It had taken them more than a decade to get there, but when they did, the Prince and Princess of Wales brought Carrickfergus to a standstill.
William and Kate were given the titles of Baron and Baroness Carrickfergus by the late Queen on the morning of their marriage in 2011, and there had been an open invitation since then for the royal couple to visit the Co Antrim town.
A significant security presence in Carrickfergus on Thursday morning had alerted locals to the possibility of a royal visit and groups of people had begun lining the Marine Highway on the town’s seafront long before they knew who the VIP guests were.
That number had swollen to thousands by the time the royal cavalcade pulled past the famous Norman castle and William and Kate emerged to be greeted by loud cheers.
They paid a visit to local charity Carrick Connect, which offers support services to local young people experiencing social or emotional difficulties.
William and Kate heard about some of the projects which the charity are currently implementing in the community as well as meeting with mentors and some of the young people who have benefited from its services.
Formed in 2014, Carrick Connect’s contribution to the area was recognised earlier this year when it was bestowed with the Queen’s Award for Voluntary Service.
Co-founder Jonny Ewart said: “This means everything to us.
“It is the culmination of a dream.
“It is not often I am speechless, but I am speechless today.”
The charity’s other co-founder Tracey McNickle said: “What can I say? Wow!
“It is just a dream for all of us.”
During the charity visit the royal couple demonstrated their willingness to roll up their sleeves and get involved as they took part in a culinary challenge, helping to make ‘No Bake Energy Bites’.
Kate also showed her maternal side as she cuddled two-month-old Isaac Railton-Minish.
The royal couple then left the charity and were greeted by dignitaries including Secretary of State Chris Heaton-Harris and Mayor of Mid and East Antrim Noel Williams.
The mayor presented the couple with a sculpture made by local craftswoman Colleen Douglas who produces pieces from sea glass washed up on the shore.

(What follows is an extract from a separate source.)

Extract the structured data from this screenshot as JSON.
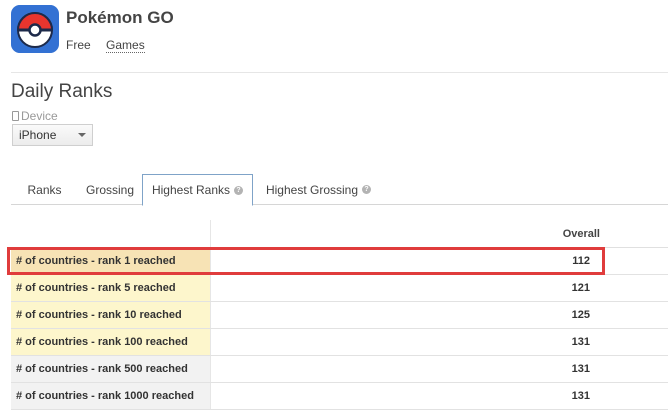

The artist created a piece called a Family Tree for William and Kate which has green glass, alongside three red pieces of glass to represent apples on the tree.

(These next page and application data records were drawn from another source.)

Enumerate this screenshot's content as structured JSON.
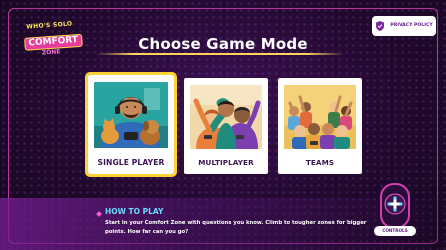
{
  "logo": {
    "line1": "WHO'S SOLO",
    "line2": "COMFORT",
    "line3": "ZONE"
  },
  "privacy": {
    "label": "PRIVACY POLICY"
  },
  "title": "Choose Game Mode",
  "modes": [
    {
      "label": "SINGLE PLAYER",
      "selected": true
    },
    {
      "label": "MULTIPLAYER",
      "selected": false
    },
    {
      "label": "TEAMS",
      "selected": false
    }
  ],
  "how_to_play": {
    "title": "HOW TO PLAY",
    "text": "Start in your Comfort Zone with questions you know. Climb to tougher zones for bigger points. How far can you go?"
  },
  "controls": {
    "label": "CONTROLS"
  },
  "colors": {
    "accent_yellow": "#ffd233",
    "accent_cyan": "#6fd8ff",
    "frame_pink": "#d03fb0",
    "background": "#22092f"
  },
  "icons": [
    "privacy-shield-icon",
    "gamepad-icon",
    "diamond-bullet-icon"
  ]
}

The apples are intended to symbolise the couple’s children, George, Charlotte and Louis.
Mr Williams said: “It was a huge honour to welcome the prince and princess to my hometown of Carrickfergus, and the response and joy of residents who came out in their droves is testament to the warmth and respect for our royal family here.
“Our strong links to the royal family and to their royal highnesses specifically are well documented, indeed we have a road named Prince William Way, and today was an event we will reflect on fondly for many years to come.
“Personally, as an RAF veteran and wing commander within the service, I also enjoyed conversing with Prince William, who himself was a skilled RAF search and rescue pilot, about our military pasts.”
Finally, William and Kate embarked on a walkabout, meeting with hundreds of the crowd who had waited for hours for a glimpse of the royal couple.
They exchanged handshakes, fist-bumps and high fives with local schoolchildren.
At one point William was heard to joke that he had “never seen so many Liverpool fans in one place”.
One woman asked William if he was visiting as the Prince of Wales or as the Baron of Carrickfergus.
He replied that he was both.
Before they left, the royal couple posed for selfies with several people who had lined the route.
Among them was Janet McAlister.
She said: “I am speechless after meeting William and Kate.
“I got a selfie with William.
“I will be keeping that forever.
“I asked him would he come back to Carrick when he was king, and he said he would.”
The visit came more than 60 years after the 1961 visit by the Queen to Carrickfergus during a tour of Northern Ireland.